Instructions for the task: The response should be an exact copy of every record.

##### Records supplied

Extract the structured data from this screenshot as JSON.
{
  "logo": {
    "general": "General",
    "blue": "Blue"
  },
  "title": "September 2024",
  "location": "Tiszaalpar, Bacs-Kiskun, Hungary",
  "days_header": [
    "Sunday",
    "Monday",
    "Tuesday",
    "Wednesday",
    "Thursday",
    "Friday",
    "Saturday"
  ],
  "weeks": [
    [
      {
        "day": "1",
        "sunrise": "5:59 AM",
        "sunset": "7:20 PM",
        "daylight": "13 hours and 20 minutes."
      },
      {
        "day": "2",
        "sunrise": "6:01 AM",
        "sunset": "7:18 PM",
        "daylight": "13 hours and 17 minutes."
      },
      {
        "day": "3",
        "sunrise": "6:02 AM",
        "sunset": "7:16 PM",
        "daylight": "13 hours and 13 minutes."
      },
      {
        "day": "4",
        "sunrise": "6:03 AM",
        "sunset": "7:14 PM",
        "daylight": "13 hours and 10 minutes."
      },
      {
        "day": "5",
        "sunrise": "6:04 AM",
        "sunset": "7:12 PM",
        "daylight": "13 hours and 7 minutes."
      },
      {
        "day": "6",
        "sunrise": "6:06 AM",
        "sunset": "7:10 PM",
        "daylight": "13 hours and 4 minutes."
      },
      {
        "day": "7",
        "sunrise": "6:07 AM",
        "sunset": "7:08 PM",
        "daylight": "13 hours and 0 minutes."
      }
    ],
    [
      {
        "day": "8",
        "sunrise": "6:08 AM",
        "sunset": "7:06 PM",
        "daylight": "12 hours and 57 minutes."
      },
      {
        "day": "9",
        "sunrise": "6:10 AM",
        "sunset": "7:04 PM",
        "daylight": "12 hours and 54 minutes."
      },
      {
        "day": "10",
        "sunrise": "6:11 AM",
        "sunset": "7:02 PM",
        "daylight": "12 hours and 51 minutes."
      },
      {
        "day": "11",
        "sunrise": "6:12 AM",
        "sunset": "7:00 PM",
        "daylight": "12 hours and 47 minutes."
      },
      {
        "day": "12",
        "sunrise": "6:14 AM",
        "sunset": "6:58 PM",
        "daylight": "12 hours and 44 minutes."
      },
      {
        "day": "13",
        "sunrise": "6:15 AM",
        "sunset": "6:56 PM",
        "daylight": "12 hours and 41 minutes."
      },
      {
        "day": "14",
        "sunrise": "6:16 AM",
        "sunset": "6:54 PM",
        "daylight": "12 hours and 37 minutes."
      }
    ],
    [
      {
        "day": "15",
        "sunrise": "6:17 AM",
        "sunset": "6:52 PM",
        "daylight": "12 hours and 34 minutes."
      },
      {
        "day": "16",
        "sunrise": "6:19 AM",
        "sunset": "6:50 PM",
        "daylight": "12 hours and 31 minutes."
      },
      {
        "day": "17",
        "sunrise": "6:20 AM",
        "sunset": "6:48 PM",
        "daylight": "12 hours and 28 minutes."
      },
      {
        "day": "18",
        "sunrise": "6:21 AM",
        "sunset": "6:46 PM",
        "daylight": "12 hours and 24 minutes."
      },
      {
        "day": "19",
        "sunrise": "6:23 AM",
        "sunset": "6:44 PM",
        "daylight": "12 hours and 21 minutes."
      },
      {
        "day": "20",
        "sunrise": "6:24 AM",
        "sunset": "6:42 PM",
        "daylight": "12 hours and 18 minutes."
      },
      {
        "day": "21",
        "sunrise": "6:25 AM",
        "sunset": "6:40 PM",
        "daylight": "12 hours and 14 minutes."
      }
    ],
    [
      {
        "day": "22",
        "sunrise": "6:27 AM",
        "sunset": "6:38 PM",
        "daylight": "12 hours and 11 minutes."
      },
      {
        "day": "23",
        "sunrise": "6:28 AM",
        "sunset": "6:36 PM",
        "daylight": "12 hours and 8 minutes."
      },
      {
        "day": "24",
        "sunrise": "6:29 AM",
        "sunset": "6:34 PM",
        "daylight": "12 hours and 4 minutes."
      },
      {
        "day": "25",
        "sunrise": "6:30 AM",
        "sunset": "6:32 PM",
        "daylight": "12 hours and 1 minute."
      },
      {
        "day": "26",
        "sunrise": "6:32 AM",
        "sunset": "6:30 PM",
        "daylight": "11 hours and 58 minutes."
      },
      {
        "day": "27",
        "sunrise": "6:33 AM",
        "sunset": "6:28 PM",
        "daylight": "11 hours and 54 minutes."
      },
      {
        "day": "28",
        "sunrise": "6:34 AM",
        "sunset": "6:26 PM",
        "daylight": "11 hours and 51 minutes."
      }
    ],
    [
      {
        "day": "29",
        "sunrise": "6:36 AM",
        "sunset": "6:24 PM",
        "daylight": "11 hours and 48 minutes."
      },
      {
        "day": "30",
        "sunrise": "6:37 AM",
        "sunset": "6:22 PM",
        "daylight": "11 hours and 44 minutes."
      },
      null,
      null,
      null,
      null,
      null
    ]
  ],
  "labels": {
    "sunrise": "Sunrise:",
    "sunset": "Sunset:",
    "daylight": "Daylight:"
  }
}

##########

Solution:
Extract the structured data from this screenshot as JSON.
{
  "logo": {
    "general": "General",
    "blue": "Blue"
  },
  "title": "September 2024",
  "location": "Tiszaalpar, Bacs-Kiskun, Hungary",
  "days_header": [
    "Sunday",
    "Monday",
    "Tuesday",
    "Wednesday",
    "Thursday",
    "Friday",
    "Saturday"
  ],
  "weeks": [
    [
      {
        "day": "1",
        "sunrise": "5:59 AM",
        "sunset": "7:20 PM",
        "daylight": "13 hours and 20 minutes."
      },
      {
        "day": "2",
        "sunrise": "6:01 AM",
        "sunset": "7:18 PM",
        "daylight": "13 hours and 17 minutes."
      },
      {
        "day": "3",
        "sunrise": "6:02 AM",
        "sunset": "7:16 PM",
        "daylight": "13 hours and 13 minutes."
      },
      {
        "day": "4",
        "sunrise": "6:03 AM",
        "sunset": "7:14 PM",
        "daylight": "13 hours and 10 minutes."
      },
      {
        "day": "5",
        "sunrise": "6:04 AM",
        "sunset": "7:12 PM",
        "daylight": "13 hours and 7 minutes."
      },
      {
        "day": "6",
        "sunrise": "6:06 AM",
        "sunset": "7:10 PM",
        "daylight": "13 hours and 4 minutes."
      },
      {
        "day": "7",
        "sunrise": "6:07 AM",
        "sunset": "7:08 PM",
        "daylight": "13 hours and 0 minutes."
      }
    ],
    [
      {
        "day": "8",
        "sunrise": "6:08 AM",
        "sunset": "7:06 PM",
        "daylight": "12 hours and 57 minutes."
      },
      {
        "day": "9",
        "sunrise": "6:10 AM",
        "sunset": "7:04 PM",
        "daylight": "12 hours and 54 minutes."
      },
      {
        "day": "10",
        "sunrise": "6:11 AM",
        "sunset": "7:02 PM",
        "daylight": "12 hours and 51 minutes."
      },
      {
        "day": "11",
        "sunrise": "6:12 AM",
        "sunset": "7:00 PM",
        "daylight": "12 hours and 47 minutes."
      },
      {
        "day": "12",
        "sunrise": "6:14 AM",
        "sunset": "6:58 PM",
        "daylight": "12 hours and 44 minutes."
      },
      {
        "day": "13",
        "sunrise": "6:15 AM",
        "sunset": "6:56 PM",
        "daylight": "12 hours and 41 minutes."
      },
      {
        "day": "14",
        "sunrise": "6:16 AM",
        "sunset": "6:54 PM",
        "daylight": "12 hours and 37 minutes."
      }
    ],
    [
      {
        "day": "15",
        "sunrise": "6:17 AM",
        "sunset": "6:52 PM",
        "daylight": "12 hours and 34 minutes."
      },
      {
        "day": "16",
        "sunrise": "6:19 AM",
        "sunset": "6:50 PM",
        "daylight": "12 hours and 31 minutes."
      },
      {
        "day": "17",
        "sunrise": "6:20 AM",
        "sunset": "6:48 PM",
        "daylight": "12 hours and 28 minutes."
      },
      {
        "day": "18",
        "sunrise": "6:21 AM",
        "sunset": "6:46 PM",
        "daylight": "12 hours and 24 minutes."
      },
      {
        "day": "19",
        "sunrise": "6:23 AM",
        "sunset": "6:44 PM",
        "daylight": "12 hours and 21 minutes."
      },
      {
        "day": "20",
        "sunrise": "6:24 AM",
        "sunset": "6:42 PM",
        "daylight": "12 hours and 18 minutes."
      },
      {
        "day": "21",
        "sunrise": "6:25 AM",
        "sunset": "6:40 PM",
        "daylight": "12 hours and 14 minutes."
      }
    ],
    [
      {
        "day": "22",
        "sunrise": "6:27 AM",
        "sunset": "6:38 PM",
        "daylight": "12 hours and 11 minutes."
      },
      {
        "day": "23",
        "sunrise": "6:28 AM",
        "sunset": "6:36 PM",
        "daylight": "12 hours and 8 minutes."
      },
      {
        "day": "24",
        "sunrise": "6:29 AM",
        "sunset": "6:34 PM",
        "daylight": "12 hours and 4 minutes."
      },
      {
        "day": "25",
        "sunrise": "6:30 AM",
        "sunset": "6:32 PM",
        "daylight": "12 hours and 1 minute."
      },
      {
        "day": "26",
        "sunrise": "6:32 AM",
        "sunset": "6:30 PM",
        "daylight": "11 hours and 58 minutes."
      },
      {
        "day": "27",
        "sunrise": "6:33 AM",
        "sunset": "6:28 PM",
        "daylight": "11 hours and 54 minutes."
      },
      {
        "day": "28",
        "sunrise": "6:34 AM",
        "sunset": "6:26 PM",
        "daylight": "11 hours and 51 minutes."
      }
    ],
    [
      {
        "day": "29",
        "sunrise": "6:36 AM",
        "sunset": "6:24 PM",
        "daylight": "11 hours and 48 minutes."
      },
      {
        "day": "30",
        "sunrise": "6:37 AM",
        "sunset": "6:22 PM",
        "daylight": "11 hours and 44 minutes."
      },
      null,
      null,
      null,
      null,
      null
    ]
  ],
  "labels": {
    "sunrise": "Sunrise:",
    "sunset": "Sunset:",
    "daylight": "Daylight:"
  }
}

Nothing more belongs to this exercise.